I had the opportunity to see Worley pitch once again when he recently started in Phoenix against the D-backs.
Vance Worley played the infield and pitched a little when he attended McClatchy High School in Sacramento, Calif. Following graduation, he was selected by the Phillies in the 20th round of the 2005 First-Year Player Draft. Instead of signing, Worley attended Cal State-Long Beach, where he once again caught the eye of the Phillies and was drafted by them in the third round in '08. That time, he signed.
Worley said he was always concerned in high school that he wasn't big enough to compete, but looking at him now, it is hard to believe he could have ever been anything less than larger-than-life.
Worley is a 6-foot-2, 230-pound mass of muscle and strength. His upper body and stocky build reminds one of a weight lifter or a middle linebacker. But make no mistake, Worley is very much a pitcher -- one who improves with almost every start.
Worley is not overpowering on the mound. He is not one to throw his strength around and intimidate hitters. Rather, he is a very solid hurler with a very good "feel" for pitching. He can look menacing to the hitter, wearing white goggles and strolling around pounding his glove between pitches. He's just a big, impressive-looking guy.
I have no doubt his team plays the game with great comfort when he's starting. Worley just sends a very confident vibe. In a word, Worley is a competitor. Don't try to take food off his table. He will defend his turf. He will do whatever it takes within the limitations of the game and within his own strong work ethic to win.
Off the mound, Worley is an engaging, warm and charismatic person. And without a doubt, his Mohawk haircut just adds additional charm and panache to his overall presentation.
Worley doesn't want the hitter to feel too comfortable at the plate. Truth is, he has refined command and control that allows him the ability to pitch inside without negative ramifications. He uses the entire plate to his advantage. Worley pitches up and down and in and out. Every one of his pitches seems to move on purpose, by design.
Worley's mechanics are a bit different and unconventional, but they work for him. While he takes charge out on the mound, it isn't always pretty. His herky-jerky type motion makes it very difficult for the hitter to see the ball coming out of his hand. Worley not only hides it well, his delivery is such that he twists and throws across his body just enough to add deception at his release point.
Worley is the type of pitcher who gets lots of called strikes because he's around the plate and within the strike zone most of the night. He has the skill to keep the ball down and out of the eyes of the hitter. His physical strength is among the reasons he can sustain and repeat his delivery without constant injury.

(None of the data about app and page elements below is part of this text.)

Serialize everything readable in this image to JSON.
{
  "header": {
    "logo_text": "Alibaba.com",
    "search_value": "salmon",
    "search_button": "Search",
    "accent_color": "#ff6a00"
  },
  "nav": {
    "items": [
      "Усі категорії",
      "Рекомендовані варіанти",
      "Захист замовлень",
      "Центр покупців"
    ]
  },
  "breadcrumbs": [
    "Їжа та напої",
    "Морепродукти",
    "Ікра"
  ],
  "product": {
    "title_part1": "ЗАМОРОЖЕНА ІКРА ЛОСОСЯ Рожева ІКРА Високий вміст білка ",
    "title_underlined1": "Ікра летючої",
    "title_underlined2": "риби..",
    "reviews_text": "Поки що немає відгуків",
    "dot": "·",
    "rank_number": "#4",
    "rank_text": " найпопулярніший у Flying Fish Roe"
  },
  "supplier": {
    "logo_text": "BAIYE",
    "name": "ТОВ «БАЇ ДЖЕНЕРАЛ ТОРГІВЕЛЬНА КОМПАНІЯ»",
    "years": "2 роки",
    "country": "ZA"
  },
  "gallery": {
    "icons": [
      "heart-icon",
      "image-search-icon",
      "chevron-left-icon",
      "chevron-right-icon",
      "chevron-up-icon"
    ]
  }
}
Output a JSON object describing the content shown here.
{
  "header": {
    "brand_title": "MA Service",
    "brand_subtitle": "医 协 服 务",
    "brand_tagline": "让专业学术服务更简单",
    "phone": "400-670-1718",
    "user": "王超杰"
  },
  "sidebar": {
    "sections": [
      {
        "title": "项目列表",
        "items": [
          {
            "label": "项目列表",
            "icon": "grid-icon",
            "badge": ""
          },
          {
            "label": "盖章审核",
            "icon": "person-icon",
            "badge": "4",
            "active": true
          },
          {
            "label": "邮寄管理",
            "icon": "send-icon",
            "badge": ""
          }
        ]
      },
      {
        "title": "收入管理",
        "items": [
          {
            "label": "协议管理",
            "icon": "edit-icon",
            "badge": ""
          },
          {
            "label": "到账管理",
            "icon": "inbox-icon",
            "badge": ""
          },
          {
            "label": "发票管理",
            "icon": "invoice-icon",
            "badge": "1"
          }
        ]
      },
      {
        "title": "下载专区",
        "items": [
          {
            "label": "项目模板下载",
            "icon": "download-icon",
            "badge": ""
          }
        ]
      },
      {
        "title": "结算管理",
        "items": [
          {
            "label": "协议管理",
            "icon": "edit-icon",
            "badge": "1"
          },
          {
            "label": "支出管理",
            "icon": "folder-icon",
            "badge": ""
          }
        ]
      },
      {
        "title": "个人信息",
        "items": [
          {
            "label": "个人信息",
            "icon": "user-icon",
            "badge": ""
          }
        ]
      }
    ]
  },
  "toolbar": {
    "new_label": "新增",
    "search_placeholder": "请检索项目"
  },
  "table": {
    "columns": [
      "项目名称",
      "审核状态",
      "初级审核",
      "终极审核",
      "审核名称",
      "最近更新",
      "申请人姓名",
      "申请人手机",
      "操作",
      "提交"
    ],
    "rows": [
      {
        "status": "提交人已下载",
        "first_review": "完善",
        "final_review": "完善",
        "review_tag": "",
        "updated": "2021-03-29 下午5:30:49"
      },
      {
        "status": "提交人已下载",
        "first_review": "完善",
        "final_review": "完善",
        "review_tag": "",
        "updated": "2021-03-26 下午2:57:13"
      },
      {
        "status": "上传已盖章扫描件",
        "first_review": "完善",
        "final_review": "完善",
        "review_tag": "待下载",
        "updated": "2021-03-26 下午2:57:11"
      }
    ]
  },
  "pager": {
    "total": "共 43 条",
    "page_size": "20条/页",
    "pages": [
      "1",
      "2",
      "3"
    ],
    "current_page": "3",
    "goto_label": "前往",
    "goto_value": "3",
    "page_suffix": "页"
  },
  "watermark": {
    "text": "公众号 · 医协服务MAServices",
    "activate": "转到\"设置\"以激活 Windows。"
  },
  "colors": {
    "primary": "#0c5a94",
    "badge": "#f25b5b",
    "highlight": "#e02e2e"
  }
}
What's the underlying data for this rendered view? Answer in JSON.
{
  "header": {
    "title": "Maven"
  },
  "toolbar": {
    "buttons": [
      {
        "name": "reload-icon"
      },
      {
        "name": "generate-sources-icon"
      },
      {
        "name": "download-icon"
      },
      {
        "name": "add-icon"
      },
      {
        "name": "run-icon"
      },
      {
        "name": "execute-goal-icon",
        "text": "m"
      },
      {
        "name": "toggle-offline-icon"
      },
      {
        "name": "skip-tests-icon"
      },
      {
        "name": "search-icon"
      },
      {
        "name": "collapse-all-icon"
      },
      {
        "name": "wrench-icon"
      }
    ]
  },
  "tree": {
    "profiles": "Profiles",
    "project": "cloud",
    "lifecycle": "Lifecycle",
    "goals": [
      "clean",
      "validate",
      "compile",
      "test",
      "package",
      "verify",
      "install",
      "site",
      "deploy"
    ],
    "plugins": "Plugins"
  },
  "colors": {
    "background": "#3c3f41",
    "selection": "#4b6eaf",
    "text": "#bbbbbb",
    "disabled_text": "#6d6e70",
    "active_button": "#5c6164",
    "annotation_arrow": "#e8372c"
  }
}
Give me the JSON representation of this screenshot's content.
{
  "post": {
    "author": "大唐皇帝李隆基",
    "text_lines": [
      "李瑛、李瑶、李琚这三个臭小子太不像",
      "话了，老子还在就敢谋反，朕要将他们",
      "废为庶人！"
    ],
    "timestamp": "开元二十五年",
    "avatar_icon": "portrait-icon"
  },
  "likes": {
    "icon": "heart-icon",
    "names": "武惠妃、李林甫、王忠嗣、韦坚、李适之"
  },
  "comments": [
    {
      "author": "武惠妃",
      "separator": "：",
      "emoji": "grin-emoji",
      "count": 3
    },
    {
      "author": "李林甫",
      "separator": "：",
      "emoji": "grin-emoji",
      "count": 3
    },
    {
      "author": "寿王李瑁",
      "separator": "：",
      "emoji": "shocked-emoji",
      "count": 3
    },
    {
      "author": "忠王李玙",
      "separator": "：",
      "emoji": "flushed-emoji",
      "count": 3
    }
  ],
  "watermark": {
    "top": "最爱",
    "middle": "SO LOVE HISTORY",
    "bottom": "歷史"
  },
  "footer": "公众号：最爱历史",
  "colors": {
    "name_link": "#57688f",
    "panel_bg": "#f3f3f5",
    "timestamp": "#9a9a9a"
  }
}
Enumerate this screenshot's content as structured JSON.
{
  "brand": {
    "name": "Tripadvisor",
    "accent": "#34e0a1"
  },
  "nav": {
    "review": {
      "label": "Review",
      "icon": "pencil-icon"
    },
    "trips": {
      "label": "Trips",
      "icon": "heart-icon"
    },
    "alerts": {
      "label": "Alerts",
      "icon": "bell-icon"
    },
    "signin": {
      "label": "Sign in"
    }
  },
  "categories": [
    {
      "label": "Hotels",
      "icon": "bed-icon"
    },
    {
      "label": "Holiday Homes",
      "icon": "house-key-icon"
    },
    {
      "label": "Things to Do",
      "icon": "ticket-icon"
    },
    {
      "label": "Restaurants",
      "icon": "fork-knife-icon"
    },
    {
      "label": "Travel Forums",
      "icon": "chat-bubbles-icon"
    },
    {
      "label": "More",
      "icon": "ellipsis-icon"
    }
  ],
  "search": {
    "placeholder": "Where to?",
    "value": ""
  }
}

I was impressed with the fact Worley got upset after he allowed a home run to the D-backs' Cody Ransom in the game I watched. The big right-hander didn't lose composure, but he kicked it into a different gear once the ball left the yard. He wasn't about to let that happen again, and it didn't.
Worley comes right after hitters with a repertoire that includes a two-seam (sinking) and four-seam (rising) fastball, a slider/cutter type of pitch, an outstanding curveball and an occasional changeup. He can command each of those pitches, having confidence to throw them in any count.
Worley might be at his best when he falls behind in the count. A pitcher with a vast arsenal like his can become rather umpire-dependent. With so much movement on different types of pitches, called strikes become important. If a pitcher keeps missing, he has to get more of the plate to get the strike calls or induce swings by the hitter.
Worley knows how and when to reduce his own risk level regarding pitch selection and location. In his Major League career to date, his walk rate has been 3.1 per nine innings, his strikeout rate has been 8.4 per nine, and he induces plenty of ground balls. He has a very respectable Major League career WHIP of 1.208 in parts of three seasons. All those statistics point to high-quality pitch management.
Worley, 24, has a tremendous future as a starting pitcher. He can take his place among the stable of super-starters in the Phillies' rotation as an equal stakeholder. He can still learn and refine his technique from great colleagues like Halladay, Lee and Hamels.
Given his limited Major League experience and his age, health and makeup, Worley has upside remaining as a starting pitcher. Already extremely highly regarded, he should be a fixture in the Phillies' rotation for years to come.